A reader sent me the following request concerning what kind of firearm I would recommend for someone starting out. I hope he doesn’t mind, but since my own experience is fairly limited I thought I would open the query up to the readers who can make their own recommendations. Here ’tis:
I am finally getting serious about arming myself, in no small part due to your recent post and some others by Father Z. Can you recommend a good dealer for both a handgun and a long gun in the Richardson/Plano area? What about shotgun vs rifle? My brother (a police chief in a small town in Illinois) suggests the former for home defense, but if the crap hits the fan I think it’s wise to have both. Any favorites you’d suggest?
As far as where to buy a gun in the area requested, I suggest Gunmaster on Ave. K in Plano, just south of Spring Creek, near the old Wells Bros farm store. They usually have a good selection of new and used guns but may be a bit light on handguns. For a lot of new handguns, Cabela’s or some other big box might be the best alternative I know of.
But what kind of gun to get? That’s a difficult question. There are so many out there. My initial inclination is to go semi-auto in a long gun and hand gun. Don’t mess around with a revolver. You know I like Russian-style guns. I think they’re great for beginners because they take abuse and will function even if you don’t clean them so well. But price range is a really important consideration. And not just the price of a gun, the price of ammo, too. That’s another reason I like SKS and AKs, the guns are equal to or less than many competitors and the ammo is generally substantially cheaper. So maybe start with a used SKS and see how that goes. Those don’t require magazines, you feed 10 rounds in through the top with stripper clips and you’re ready to go. A good quality used SKS can be had for $300 range today.
Other options in semi-auto (again, knowing your price range would be very helpful, prices below new):
AR – a billion varieties, all kinds of calibers prices from generally $600-up
PTR91 – US-made semi-auto version of the HK91/G3. Generally $900-up.
Ruger Mini-14/Ranch Rifle – .223 (same as AR), lots of people swear by them, not always as customizable as an AR, a bit more expensive ($700 – up)
M1A – I’d love one. 7.62×51 NATO (.308 Winchester). Very rugged. Based on M14 design. But expensive. $1000-up

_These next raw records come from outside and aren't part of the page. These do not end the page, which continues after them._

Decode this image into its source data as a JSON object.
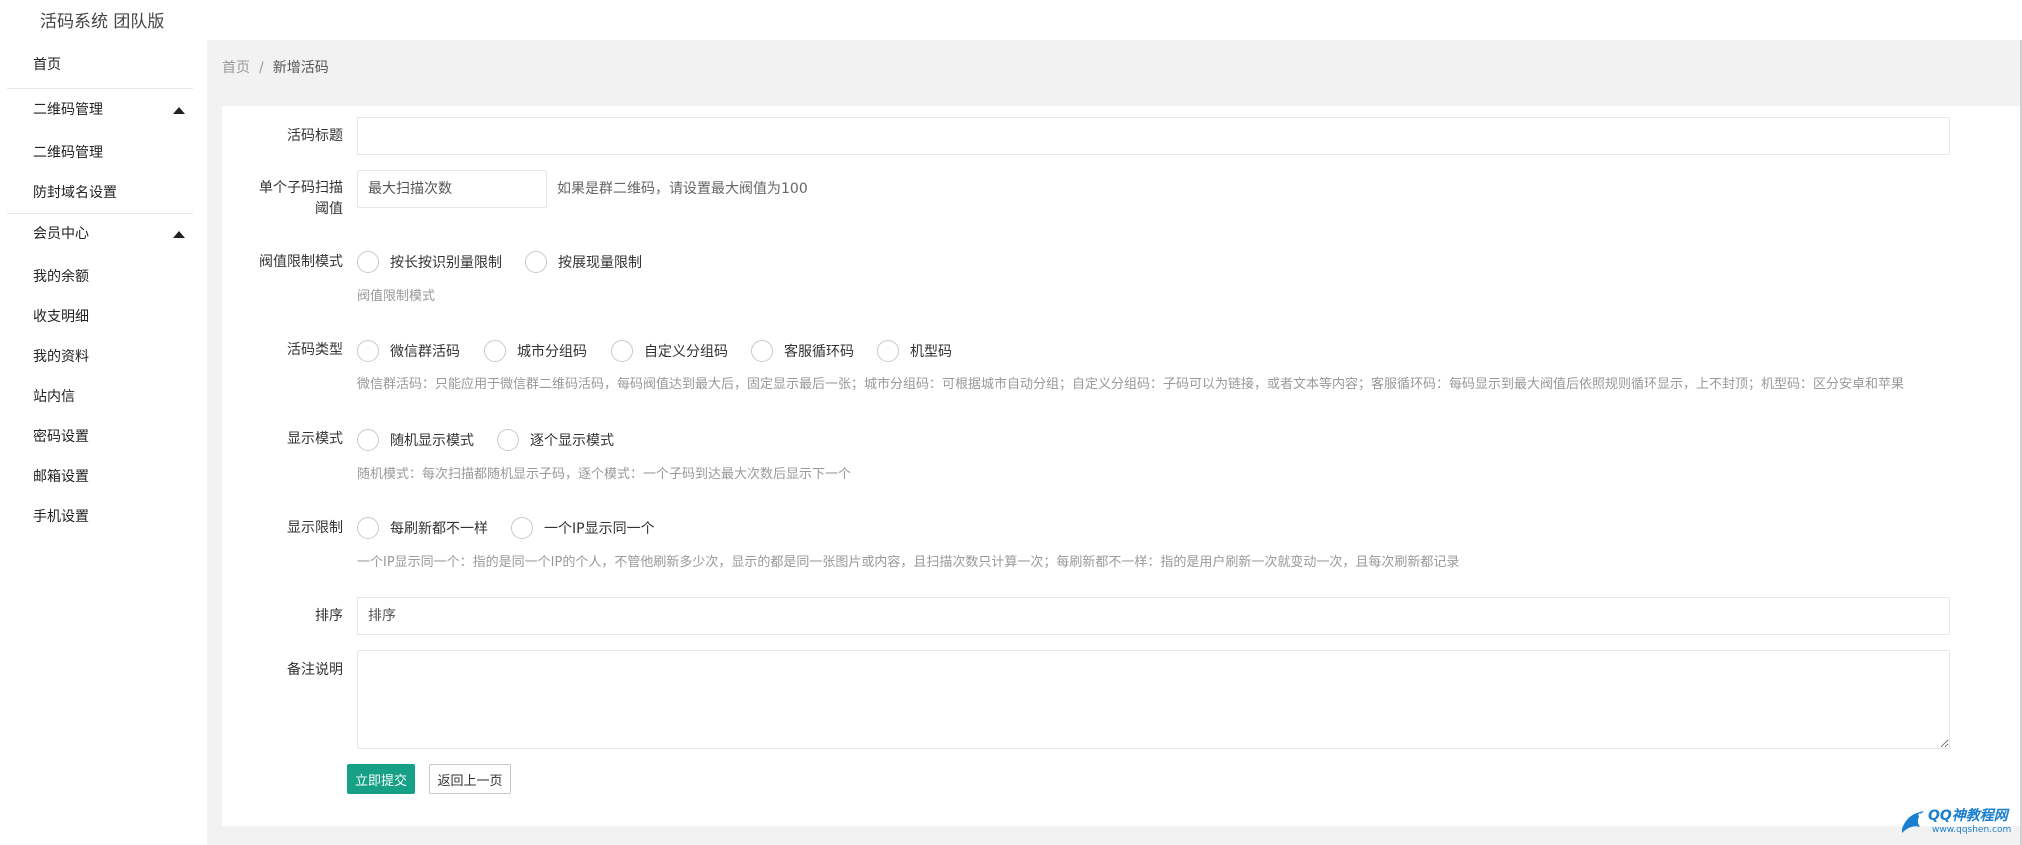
{
  "app": {
    "title": "活码系统 团队版"
  },
  "sidebar": {
    "items": [
      {
        "label": "首页"
      },
      {
        "label": "二维码管理"
      },
      {
        "label": "二维码管理"
      },
      {
        "label": "防封域名设置"
      },
      {
        "label": "会员中心"
      },
      {
        "label": "我的余额"
      },
      {
        "label": "收支明细"
      },
      {
        "label": "我的资料"
      },
      {
        "label": "站内信"
      },
      {
        "label": "密码设置"
      },
      {
        "label": "邮箱设置"
      },
      {
        "label": "手机设置"
      }
    ]
  },
  "breadcrumb": {
    "home": "首页",
    "separator": "/",
    "current": "新增活码"
  },
  "form": {
    "title": {
      "label": "活码标题",
      "value": "",
      "placeholder": ""
    },
    "threshold": {
      "label_line1": "单个子码扫描",
      "label_line2": "阈值",
      "value": "",
      "placeholder": "最大扫描次数",
      "aux": "如果是群二维码，请设置最大阀值为100"
    },
    "limit_mode": {
      "label": "阀值限制模式",
      "options": [
        "按长按识别量限制",
        "按展现量限制"
      ],
      "tip": "阀值限制模式"
    },
    "code_type": {
      "label": "活码类型",
      "options": [
        "微信群活码",
        "城市分组码",
        "自定义分组码",
        "客服循环码",
        "机型码"
      ],
      "tip": "微信群活码：只能应用于微信群二维码活码，每码阀值达到最大后，固定显示最后一张；城市分组码：可根据城市自动分组；自定义分组码：子码可以为链接，或者文本等内容；客服循环码：每码显示到最大阀值后依照规则循环显示，上不封顶；机型码：区分安卓和苹果"
    },
    "display_mode": {
      "label": "显示模式",
      "options": [
        "随机显示模式",
        "逐个显示模式"
      ],
      "tip": "随机模式：每次扫描都随机显示子码，逐个模式：一个子码到达最大次数后显示下一个"
    },
    "display_limit": {
      "label": "显示限制",
      "options": [
        "每刷新都不一样",
        "一个IP显示同一个"
      ],
      "tip": "一个IP显示同一个：指的是同一个IP的个人，不管他刷新多少次，显示的都是同一张图片或内容，且扫描次数只计算一次；每刷新都不一样：指的是用户刷新一次就变动一次，且每次刷新都记录"
    },
    "sort": {
      "label": "排序",
      "value": "",
      "placeholder": "排序"
    },
    "remark": {
      "label": "备注说明",
      "value": ""
    },
    "submit_label": "立即提交",
    "back_label": "返回上一页"
  },
  "watermark": {
    "text": "QQ神教程网",
    "sub": "www.qqshen.com"
  },
  "colors": {
    "primary": "#16a085",
    "content_bg": "#f2f2f2",
    "watermark": "#1a7fd0"
  }
}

One benefit of an AR for new gun owners is the low recoil. An AR-15 clone in .223 kicks waaay less than an AR in 7.62×39, and that can really help new shooters stay on target. I just happen to prefer a larger round with greater penetration, so I put up with the extra recoil.

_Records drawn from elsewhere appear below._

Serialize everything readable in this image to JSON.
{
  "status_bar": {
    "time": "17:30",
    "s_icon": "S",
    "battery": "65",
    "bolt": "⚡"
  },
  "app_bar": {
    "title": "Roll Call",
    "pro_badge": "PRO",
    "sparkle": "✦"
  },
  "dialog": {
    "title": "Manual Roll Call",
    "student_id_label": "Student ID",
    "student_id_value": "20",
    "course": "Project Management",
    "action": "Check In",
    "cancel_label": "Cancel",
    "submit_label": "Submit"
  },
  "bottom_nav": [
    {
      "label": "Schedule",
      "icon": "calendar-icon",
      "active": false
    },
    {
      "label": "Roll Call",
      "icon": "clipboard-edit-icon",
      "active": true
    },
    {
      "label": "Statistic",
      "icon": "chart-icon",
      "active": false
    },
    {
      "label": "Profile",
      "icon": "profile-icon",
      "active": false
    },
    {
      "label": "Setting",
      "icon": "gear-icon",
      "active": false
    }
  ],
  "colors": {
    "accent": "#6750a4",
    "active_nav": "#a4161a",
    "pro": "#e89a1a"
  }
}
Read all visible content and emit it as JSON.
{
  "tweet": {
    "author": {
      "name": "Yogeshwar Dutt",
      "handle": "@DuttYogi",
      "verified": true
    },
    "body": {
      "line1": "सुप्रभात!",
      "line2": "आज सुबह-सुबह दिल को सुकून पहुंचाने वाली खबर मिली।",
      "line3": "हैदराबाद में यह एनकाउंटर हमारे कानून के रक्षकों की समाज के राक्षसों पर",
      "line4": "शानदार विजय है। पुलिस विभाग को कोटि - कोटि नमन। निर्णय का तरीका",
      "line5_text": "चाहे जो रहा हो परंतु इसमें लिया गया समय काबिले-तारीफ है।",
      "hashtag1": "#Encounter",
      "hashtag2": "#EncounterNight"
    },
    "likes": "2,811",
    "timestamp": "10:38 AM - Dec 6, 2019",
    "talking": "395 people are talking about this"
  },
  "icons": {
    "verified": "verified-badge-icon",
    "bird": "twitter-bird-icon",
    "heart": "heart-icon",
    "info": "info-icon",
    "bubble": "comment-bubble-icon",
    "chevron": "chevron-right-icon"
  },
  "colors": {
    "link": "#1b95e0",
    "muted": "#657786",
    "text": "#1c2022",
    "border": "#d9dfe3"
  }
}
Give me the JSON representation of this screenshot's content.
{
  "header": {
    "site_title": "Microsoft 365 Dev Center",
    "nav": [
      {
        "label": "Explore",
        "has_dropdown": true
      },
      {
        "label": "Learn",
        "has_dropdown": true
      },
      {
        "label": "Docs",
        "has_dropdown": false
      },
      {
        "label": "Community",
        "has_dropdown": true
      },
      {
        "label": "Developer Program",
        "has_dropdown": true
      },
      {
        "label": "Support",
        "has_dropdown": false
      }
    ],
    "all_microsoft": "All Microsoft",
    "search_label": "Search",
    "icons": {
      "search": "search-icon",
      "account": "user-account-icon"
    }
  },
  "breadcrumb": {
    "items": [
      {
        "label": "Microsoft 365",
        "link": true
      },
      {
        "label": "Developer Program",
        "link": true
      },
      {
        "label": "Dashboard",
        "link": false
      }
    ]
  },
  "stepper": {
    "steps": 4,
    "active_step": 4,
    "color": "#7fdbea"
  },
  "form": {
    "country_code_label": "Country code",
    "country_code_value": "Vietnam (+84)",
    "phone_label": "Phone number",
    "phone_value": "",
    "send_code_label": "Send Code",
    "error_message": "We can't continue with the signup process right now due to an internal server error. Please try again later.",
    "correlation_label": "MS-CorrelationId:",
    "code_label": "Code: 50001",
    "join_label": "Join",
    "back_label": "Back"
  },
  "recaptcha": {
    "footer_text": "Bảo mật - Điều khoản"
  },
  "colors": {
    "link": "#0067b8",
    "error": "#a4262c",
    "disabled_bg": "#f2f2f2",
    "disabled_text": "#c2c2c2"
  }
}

Military surplus – If you’re willing to go with a used guns, aside from the Russian types and derivatives you can get excellent former military rifles. M1 Garand would be high on my list, but ammo is expensive and sometimes hard to find (you cannot use regular .30-06, have to get Garand-compatible ammo), and for bolt-action, Mosin Nagant is a great gun and can often be had for less than $300 (and ammo is incredibly cheap), also Lee-Enfield, Mauser K98 (these two can be found cheap but ammo may be high due to rarity)……
As far as handguns, again, price is a big factor. I originally thought I wanted a .40 or .45, until I looked at the ammo prices. While 9 mm may not have as much stopping power if you’re dealing with someone all cranked out or, inexplicably, wearing armor, the ammo is waaaay cheaper. And there are a million good handguns in 9 mm. I chose an EAA Witness in 9 mm for myself. That was about $350. I know people who have Springfield😄 or XDM 9 mm and really like them, but I didn’t like their feel in my hand that much. I do have one beef with the Witness, after quite a few rounds the hand grips can start to come loose.

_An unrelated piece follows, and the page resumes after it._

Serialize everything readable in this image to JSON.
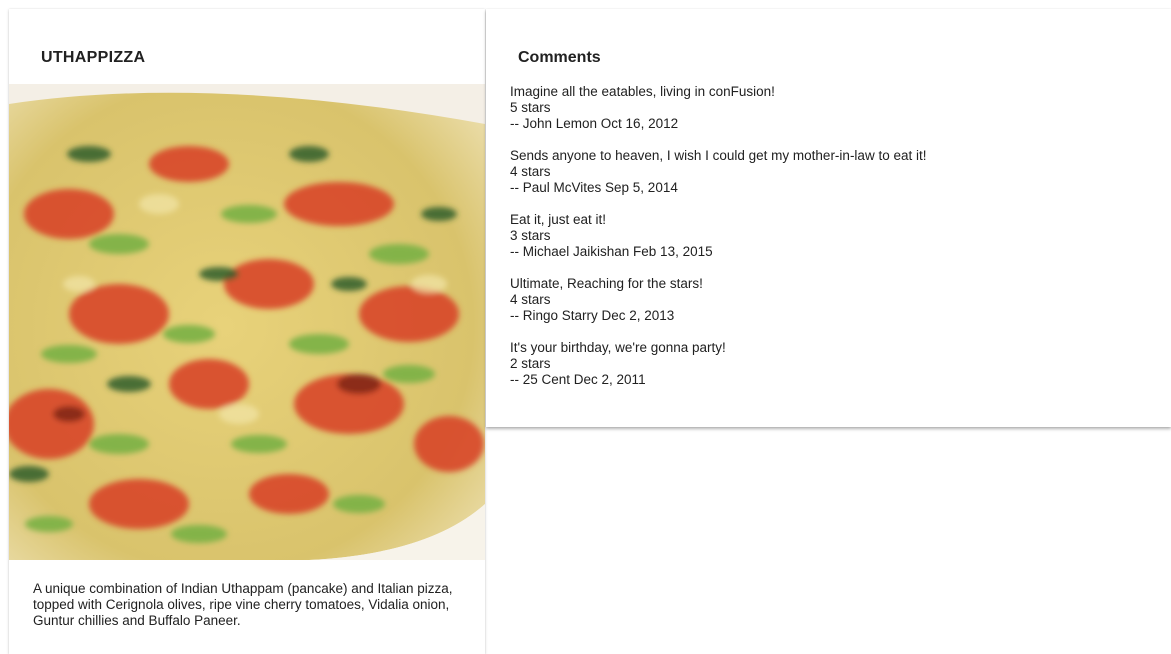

My wife got a Bersa Thunder .380. .380 is another fairly inexpensive handgun ammo, though its stopping power is even less than 9 mm, for the most part.
Shotguns are great for home defense, and again, there are tons. You can go pump action or semi-auto. Prices vary widely as does quality. I’m not much of a shotgun guy. But I would tend to agree that while a shotgun is great for home defense in a normal, relatively peaceful law/order type scenario, if things go to crap a rifle would probably be better. Shotguns are terribly limited in range.
If it were me, I’d probably get a lower-priced AK/SKS/AR clone and a 9 mm pistol. If you want high quality like Glock or Kimber you’re going to pay for it. A 9 mm “automatic” can go from under $300 to well over $1000. Glock’s are good (I’m not high on the safety) quality and are in the $500 range. If you have some experience with firearms or want more power then an AK instead of the AR.
Maybe the requester could give us some more details, like price range and level of experience. Readers are welcome to respond.